Guyot R, Darré T, Dupeyron M, de Kochko A, Hamon S, Couturon E, Crouzillat D, Rigoreau M, Rakotomalala JJ, Raharimalala NE, Akaffou SD, Hamon P. Partial sequencing reveals the transposable element composition of Coffea genomes and provides evidence for distinct evolutionary stories.
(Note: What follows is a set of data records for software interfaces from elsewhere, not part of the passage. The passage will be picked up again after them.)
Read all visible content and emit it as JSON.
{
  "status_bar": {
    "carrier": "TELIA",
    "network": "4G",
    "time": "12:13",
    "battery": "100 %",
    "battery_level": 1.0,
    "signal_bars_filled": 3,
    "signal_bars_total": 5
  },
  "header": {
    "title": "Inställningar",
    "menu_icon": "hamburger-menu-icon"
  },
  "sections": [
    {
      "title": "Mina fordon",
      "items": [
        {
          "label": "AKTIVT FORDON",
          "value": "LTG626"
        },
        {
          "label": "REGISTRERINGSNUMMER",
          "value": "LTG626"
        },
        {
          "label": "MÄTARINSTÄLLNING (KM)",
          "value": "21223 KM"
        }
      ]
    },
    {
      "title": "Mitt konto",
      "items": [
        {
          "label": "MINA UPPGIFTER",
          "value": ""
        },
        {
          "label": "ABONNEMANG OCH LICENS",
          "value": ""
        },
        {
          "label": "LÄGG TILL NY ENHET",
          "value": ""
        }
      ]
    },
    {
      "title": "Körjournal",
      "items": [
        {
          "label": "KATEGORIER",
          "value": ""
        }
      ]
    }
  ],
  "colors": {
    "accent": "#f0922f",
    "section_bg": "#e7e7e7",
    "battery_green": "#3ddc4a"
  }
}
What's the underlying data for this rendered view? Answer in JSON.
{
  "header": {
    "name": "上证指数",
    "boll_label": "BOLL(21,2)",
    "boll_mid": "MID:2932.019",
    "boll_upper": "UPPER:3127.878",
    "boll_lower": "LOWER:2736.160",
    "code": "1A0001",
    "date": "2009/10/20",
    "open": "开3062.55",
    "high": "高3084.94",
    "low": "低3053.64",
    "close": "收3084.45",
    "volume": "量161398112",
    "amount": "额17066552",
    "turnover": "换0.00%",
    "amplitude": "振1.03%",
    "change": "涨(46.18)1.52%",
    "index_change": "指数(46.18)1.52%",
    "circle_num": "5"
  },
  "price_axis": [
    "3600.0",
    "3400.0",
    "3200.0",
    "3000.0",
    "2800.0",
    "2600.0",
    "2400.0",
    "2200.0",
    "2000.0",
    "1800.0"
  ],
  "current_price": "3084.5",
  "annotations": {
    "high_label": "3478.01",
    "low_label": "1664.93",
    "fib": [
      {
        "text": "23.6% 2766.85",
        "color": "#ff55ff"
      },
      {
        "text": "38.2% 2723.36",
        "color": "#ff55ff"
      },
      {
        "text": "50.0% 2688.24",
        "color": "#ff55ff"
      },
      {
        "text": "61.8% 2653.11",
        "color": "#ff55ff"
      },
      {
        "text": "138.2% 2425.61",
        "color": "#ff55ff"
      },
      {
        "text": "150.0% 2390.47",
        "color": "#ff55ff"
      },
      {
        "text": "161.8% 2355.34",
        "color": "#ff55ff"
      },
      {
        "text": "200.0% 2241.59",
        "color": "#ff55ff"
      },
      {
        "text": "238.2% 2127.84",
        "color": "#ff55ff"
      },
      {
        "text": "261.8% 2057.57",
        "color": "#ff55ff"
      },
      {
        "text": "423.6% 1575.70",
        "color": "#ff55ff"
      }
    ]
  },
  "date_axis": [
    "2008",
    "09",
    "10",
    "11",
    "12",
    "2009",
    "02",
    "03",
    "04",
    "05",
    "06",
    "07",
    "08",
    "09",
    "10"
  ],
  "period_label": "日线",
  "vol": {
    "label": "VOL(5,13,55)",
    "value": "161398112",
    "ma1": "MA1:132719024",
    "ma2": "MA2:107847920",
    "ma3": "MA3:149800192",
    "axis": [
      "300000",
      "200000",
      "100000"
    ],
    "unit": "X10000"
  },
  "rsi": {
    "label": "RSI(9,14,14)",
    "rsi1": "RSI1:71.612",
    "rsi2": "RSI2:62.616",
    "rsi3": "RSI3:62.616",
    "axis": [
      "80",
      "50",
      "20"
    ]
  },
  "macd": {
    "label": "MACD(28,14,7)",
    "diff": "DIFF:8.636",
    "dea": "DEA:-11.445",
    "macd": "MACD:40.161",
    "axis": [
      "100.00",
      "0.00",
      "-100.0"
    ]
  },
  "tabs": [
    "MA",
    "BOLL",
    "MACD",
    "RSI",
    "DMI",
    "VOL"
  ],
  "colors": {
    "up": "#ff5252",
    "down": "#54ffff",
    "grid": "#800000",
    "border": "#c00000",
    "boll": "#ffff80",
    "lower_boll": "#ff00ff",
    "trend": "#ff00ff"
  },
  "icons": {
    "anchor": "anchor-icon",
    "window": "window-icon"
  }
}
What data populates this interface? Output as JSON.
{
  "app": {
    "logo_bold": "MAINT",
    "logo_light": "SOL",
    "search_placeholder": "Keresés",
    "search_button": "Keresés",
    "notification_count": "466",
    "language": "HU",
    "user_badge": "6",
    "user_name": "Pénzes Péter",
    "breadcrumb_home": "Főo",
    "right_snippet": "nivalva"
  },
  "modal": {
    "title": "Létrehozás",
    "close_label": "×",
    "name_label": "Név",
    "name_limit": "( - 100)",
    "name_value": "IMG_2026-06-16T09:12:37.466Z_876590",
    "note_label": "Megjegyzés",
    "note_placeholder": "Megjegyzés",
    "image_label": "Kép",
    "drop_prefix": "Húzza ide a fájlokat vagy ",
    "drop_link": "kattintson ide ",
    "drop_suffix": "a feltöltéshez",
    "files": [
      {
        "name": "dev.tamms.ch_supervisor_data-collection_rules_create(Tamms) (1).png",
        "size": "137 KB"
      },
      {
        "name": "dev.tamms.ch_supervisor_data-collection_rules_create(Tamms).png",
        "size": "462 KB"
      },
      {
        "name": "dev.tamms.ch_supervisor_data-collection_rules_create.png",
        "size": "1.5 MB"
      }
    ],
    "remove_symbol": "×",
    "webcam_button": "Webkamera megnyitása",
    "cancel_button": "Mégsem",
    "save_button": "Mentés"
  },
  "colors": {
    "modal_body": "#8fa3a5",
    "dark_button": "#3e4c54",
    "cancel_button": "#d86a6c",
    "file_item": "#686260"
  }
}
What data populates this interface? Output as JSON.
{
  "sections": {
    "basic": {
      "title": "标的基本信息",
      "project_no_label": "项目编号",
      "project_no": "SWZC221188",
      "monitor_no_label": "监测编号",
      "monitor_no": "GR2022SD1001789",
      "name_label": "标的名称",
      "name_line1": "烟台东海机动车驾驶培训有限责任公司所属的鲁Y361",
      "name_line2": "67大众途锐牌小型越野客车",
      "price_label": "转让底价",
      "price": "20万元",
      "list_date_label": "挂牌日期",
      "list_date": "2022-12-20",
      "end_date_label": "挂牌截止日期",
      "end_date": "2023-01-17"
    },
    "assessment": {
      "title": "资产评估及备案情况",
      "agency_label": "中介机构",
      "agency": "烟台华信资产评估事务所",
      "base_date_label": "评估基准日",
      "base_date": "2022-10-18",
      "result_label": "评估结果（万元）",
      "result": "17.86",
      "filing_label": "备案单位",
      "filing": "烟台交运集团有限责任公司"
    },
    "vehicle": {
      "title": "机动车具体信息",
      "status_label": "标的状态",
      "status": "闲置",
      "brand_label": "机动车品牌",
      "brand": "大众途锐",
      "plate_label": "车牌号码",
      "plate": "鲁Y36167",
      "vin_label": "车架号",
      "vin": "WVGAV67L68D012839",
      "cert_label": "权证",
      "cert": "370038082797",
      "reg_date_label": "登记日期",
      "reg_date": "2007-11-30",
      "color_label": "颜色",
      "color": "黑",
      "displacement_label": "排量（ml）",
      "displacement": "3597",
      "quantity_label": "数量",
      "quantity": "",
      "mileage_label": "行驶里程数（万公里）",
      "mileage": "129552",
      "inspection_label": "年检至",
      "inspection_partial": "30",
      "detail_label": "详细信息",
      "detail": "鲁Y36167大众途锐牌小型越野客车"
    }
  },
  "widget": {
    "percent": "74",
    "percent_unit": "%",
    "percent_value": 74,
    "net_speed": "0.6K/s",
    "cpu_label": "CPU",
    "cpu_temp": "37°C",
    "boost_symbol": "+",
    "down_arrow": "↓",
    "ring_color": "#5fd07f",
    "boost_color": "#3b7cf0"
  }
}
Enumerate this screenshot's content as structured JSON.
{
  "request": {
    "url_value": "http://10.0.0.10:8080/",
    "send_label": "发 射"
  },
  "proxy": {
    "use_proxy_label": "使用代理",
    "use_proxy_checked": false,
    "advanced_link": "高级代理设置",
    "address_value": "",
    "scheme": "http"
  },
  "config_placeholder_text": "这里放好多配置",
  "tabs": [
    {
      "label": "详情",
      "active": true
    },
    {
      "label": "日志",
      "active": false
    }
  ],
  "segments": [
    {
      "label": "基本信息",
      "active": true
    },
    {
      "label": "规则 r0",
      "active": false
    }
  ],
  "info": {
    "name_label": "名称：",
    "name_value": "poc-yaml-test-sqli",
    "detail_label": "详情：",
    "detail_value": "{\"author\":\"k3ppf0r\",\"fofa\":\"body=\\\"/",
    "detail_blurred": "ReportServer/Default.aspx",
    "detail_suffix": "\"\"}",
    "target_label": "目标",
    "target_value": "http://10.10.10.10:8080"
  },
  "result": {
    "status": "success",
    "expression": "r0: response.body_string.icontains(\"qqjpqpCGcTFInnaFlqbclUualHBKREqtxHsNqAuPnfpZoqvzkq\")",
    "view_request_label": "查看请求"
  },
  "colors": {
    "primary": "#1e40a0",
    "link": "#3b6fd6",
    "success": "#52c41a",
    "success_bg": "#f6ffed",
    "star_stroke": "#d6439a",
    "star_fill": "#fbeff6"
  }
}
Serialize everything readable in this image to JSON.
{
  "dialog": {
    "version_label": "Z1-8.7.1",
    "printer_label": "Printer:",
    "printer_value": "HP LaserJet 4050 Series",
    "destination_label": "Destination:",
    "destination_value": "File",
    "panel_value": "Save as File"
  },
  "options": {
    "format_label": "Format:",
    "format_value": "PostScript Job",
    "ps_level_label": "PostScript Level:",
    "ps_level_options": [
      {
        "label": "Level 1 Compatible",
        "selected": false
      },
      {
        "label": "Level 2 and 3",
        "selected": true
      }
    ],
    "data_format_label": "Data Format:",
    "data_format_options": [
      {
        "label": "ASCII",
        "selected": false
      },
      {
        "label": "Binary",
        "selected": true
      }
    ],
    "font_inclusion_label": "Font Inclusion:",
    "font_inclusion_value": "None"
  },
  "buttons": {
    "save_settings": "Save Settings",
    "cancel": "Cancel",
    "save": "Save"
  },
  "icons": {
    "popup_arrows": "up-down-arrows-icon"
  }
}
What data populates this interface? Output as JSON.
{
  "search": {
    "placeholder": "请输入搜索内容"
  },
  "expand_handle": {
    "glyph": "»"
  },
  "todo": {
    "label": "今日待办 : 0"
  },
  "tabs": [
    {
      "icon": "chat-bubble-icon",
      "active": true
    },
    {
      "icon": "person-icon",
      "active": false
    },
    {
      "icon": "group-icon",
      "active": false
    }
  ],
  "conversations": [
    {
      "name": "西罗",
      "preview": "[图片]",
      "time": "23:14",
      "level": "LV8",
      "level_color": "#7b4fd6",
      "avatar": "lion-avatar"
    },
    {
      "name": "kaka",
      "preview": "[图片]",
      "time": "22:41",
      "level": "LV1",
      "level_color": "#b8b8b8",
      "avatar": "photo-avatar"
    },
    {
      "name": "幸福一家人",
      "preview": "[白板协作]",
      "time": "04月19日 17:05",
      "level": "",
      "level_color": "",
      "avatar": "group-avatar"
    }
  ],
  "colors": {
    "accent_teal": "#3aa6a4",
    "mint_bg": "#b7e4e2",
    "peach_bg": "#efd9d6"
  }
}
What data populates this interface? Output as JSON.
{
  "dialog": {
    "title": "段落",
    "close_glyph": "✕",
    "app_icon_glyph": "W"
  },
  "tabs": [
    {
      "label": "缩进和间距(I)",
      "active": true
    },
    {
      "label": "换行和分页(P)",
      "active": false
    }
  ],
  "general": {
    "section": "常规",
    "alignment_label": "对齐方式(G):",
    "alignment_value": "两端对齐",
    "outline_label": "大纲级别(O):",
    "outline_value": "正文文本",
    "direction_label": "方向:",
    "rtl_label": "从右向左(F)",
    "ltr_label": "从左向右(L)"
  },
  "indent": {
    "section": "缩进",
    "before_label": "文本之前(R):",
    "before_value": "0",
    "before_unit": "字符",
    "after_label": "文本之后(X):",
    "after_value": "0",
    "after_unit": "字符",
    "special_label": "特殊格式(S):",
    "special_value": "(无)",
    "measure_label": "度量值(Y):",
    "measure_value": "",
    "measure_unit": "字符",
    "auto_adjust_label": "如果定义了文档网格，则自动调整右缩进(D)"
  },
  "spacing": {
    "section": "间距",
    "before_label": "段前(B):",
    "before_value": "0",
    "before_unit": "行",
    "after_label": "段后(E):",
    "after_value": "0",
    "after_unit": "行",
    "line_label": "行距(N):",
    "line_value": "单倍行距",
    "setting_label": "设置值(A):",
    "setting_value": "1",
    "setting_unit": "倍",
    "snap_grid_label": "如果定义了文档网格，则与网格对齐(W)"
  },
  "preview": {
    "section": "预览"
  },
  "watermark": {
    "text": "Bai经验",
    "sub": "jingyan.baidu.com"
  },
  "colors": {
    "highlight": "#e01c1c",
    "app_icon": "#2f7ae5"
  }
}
Mol Genet Genomics. 2016 Oct;291(5):1979-90. doi: 10.1007/s00438-016-1235-7.
Denoeud F, Carretero-Paulet L, Dereeper A, Droc G, Guyot R, Pietrella M, Zheng C, Alberti A, Anthony F, Aprea G, Aury JM, Bento P, Bernard M, Bocs S, Campa C, Cenci A, Combes MC, Crouzillat D, Da Silva C, Daddiego L, De Bellis F, Dussert S, Garsmeur O, Gayraud T, Guignon V, Jahn K, Jamilloux V, Joët T, Labadie K, Lan T, Leclercq J, Lepelley M, Leroy T, Li LT, Librado P, Lopez L, Muñoz A, Noel B, Pallavicini A, Perrotta G, Poncet V, Pot D, Priyono, Rigoreau M, Rouard M, Rozas J, Tranchant-Dubreuil C, VanBuren R, Zhang Q, Andrade AC, Argout X, Bertrand B, de Kochko A, Graziosi G, Henry RJ, Jayarama, Ming R, Nagai C, Rounsley S, Sankoff D, Giuliano G, Albert VA, Wincker P, Lashermes P. The coffee genome provides insight into the convergent evolution of caffeine biosynthesis. Science. 2014 Sep 5;345(6201):1181-4. doi: 10.1126/science.1255274.
Dereeper A, Guyot R, Tranchant-Dubreuil C, Anthony F, Argout X, de Bellis F, Combes MC, Gavory F, de Kochko A, Kudrna D, Leroy T, Poulain J, Rondeau M, Song X, Wing R, Lashermes P. BAC-end sequences analysis provides first insights into coffee (Coffea canephora P.) genome composition and evolution. Plant Mol Biol. 2013 Oct;83(3):177-89. doi: 10.1007/s11103-013-0077-5. Epub 2013 May 25. PMID: 23708951.
Razafinarivo, N.J., Rakotomalala, JJ., Brown, S.C. et al. Geographical gradients in the genome size variation of wild coffee trees (Coffea) native to Africa and Indian Ocean islands. Tree Genetics & Genomes 8, 1345–1358 (2012). https://doi.org/10.1007/s11295-012-0520-9
Yu Q, Guyot R, de Kochko A, Byers A, Navajas-Pérez R, Langston BJ, Dubreuil-Tranchant C, Paterson AH, Poncet V, Nagai C, Ming R. Micro-collinearity and genome evolution in the vicinity of an ethylene receptor gene of cultivated diploid and allotetraploid coffee species (Coffea). Plant J. 2011 Jul;67(2):305-17. doi: 10.1111/j.1365-313X.2011.04590.x.
Guyot, R., de la Mare, M., Viader, V. et al. Microcollinearity in an ethylene receptor coding gene region of the Coffea canephora genome is extensively conserved with Vitis vinifera and other distant dicotyledonous sequenced genomes. BMC Plant Biol 9, 22 (2009). https://doi.org/10.1186/1471-2229-9-22